It signifies the end of a horrific era of abuse and trauma for a collective portion of our American society.
It represents the struggle to challenge and expose the systemic injustices, the inequality, and the cultural biases toward other human beings.
And it is an opportunity for renewed hope beyond the “color” that is used to divide us as a shared people in America.
Frederick Douglass once said, “If there is no struggle, there is no progress…. Power concedes nothing without a demand. It never did and it never will.”
So, while legal slavery ended over 150 years ago, systemic racism and discrimination persist. Black people are still unsafe in areas of our country.
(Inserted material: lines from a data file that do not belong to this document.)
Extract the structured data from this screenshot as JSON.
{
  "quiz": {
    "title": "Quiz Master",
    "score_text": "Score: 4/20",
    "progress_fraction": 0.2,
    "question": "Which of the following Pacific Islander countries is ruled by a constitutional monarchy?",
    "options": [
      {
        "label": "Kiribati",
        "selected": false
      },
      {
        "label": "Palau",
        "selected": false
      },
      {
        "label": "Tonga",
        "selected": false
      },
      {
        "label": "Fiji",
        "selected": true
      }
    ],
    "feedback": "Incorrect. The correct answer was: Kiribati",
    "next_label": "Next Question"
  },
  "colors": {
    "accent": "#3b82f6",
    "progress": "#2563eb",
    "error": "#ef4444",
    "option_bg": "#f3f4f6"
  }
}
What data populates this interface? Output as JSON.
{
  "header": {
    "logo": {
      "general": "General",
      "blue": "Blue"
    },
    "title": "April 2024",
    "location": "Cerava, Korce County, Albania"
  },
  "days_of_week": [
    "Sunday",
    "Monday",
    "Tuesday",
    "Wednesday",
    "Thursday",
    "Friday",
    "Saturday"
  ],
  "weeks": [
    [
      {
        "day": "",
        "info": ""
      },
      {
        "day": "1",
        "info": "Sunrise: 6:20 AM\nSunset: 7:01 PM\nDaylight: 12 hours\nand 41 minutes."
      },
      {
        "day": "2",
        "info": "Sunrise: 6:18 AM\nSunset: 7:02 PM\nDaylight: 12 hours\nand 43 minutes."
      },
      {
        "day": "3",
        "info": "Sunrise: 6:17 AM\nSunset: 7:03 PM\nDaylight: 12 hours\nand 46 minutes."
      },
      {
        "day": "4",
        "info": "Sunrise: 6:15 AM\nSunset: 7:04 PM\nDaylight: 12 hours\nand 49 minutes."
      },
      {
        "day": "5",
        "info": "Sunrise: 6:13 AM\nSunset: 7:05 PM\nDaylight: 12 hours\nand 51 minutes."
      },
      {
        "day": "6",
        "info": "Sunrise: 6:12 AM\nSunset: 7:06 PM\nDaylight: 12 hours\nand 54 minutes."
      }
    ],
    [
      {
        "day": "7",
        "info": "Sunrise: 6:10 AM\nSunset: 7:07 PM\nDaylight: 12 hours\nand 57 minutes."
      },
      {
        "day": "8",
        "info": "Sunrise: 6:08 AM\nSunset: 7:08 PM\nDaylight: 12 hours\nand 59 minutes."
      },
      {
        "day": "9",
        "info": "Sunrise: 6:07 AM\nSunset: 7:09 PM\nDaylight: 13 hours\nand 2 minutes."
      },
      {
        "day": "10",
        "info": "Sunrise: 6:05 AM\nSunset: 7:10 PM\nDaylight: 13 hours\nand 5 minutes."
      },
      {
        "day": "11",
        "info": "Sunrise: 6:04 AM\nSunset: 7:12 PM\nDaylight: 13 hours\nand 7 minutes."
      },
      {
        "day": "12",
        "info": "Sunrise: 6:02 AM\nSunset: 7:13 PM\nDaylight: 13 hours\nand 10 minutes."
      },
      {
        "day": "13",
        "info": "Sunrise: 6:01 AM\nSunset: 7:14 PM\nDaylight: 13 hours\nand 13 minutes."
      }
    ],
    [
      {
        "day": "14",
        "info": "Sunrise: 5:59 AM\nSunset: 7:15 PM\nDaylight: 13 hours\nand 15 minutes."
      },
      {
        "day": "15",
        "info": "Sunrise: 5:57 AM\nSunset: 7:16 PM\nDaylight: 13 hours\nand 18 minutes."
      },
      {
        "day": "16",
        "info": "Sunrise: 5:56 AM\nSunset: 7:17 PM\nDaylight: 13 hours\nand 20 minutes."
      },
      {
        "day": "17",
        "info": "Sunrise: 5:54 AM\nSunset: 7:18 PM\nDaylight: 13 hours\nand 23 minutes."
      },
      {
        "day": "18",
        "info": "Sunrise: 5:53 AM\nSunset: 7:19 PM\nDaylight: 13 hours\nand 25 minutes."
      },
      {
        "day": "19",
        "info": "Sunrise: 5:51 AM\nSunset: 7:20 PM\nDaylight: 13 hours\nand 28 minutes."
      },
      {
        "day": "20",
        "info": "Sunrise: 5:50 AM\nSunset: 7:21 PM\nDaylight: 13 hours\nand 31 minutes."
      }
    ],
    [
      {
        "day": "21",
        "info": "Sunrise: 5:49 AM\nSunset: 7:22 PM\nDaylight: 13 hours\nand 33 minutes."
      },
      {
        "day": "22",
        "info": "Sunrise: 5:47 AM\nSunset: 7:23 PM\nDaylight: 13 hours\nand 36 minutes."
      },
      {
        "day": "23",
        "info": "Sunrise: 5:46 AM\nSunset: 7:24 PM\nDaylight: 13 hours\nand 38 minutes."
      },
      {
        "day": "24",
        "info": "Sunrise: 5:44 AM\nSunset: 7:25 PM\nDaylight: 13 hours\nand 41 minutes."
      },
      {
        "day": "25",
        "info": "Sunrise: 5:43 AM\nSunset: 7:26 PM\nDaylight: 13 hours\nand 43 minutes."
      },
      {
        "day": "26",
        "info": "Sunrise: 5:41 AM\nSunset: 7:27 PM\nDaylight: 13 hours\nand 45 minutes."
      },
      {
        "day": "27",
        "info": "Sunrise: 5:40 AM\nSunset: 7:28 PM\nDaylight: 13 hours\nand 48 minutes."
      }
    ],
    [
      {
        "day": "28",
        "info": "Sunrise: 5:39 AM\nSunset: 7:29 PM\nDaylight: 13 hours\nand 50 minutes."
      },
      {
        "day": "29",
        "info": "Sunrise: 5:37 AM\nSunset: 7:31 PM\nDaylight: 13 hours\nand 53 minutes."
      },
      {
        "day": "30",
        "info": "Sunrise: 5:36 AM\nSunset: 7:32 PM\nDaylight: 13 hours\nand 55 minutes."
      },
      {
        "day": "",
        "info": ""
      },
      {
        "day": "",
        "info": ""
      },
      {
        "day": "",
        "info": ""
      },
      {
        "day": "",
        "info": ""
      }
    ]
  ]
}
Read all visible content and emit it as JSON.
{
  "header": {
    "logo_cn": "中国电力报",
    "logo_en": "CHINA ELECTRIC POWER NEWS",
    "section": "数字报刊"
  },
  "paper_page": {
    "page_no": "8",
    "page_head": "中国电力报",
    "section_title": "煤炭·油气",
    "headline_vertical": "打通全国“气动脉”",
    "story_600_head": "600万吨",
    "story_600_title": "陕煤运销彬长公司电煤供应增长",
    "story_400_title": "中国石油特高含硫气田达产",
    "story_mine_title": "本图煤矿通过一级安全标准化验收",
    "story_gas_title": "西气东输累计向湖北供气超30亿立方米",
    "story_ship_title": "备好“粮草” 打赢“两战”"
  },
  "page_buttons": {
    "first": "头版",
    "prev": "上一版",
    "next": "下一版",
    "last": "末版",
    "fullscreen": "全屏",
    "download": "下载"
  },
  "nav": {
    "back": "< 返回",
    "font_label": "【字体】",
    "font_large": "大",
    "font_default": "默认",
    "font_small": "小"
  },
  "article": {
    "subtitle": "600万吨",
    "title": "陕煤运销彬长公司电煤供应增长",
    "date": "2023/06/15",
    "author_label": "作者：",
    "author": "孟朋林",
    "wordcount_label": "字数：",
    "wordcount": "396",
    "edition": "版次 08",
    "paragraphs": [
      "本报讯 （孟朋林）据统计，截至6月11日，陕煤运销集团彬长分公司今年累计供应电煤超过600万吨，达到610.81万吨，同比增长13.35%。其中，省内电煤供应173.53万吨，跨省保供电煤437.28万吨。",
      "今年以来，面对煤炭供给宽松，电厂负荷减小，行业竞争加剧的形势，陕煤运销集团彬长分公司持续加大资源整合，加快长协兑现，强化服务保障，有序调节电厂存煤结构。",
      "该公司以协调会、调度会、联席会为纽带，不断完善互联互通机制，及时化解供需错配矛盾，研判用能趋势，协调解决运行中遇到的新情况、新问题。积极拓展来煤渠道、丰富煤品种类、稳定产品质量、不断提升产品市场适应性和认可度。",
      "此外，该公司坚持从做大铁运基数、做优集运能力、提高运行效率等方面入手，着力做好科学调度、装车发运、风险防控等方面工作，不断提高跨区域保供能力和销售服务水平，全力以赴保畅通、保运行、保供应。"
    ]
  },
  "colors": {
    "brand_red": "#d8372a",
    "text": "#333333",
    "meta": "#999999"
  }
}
Cultural programming of society has promoted and benefitted from the negative treatment of Black Americans.
The minimization and degradation of the humanity of Black people is still active in society in many systems today. There may not be physical chains, but in its place other challenges and restrictions exist.
Juneteenth is not just a day on the calendar, but a call for Black voices to persistently challenge systems of power.
It is a testament to our unyielding commitment to raise awareness, dismantle oppressive structures, and affirm the inherent worth and dignity of Black individuals.
This commemoration is not only about acknowledging the strength we’ve forged from our past but also about harnessing this resilience to shape our collective future.
Juneteenth stands as a beacon, illuminating the path towards a more just and inclusive tomorrow. It’s a rally cry for Black Americans, a symbol of our past struggles and a torch lighting the way to our future victories.
Image of Barack Obama courtesy of Antonio Ciolino.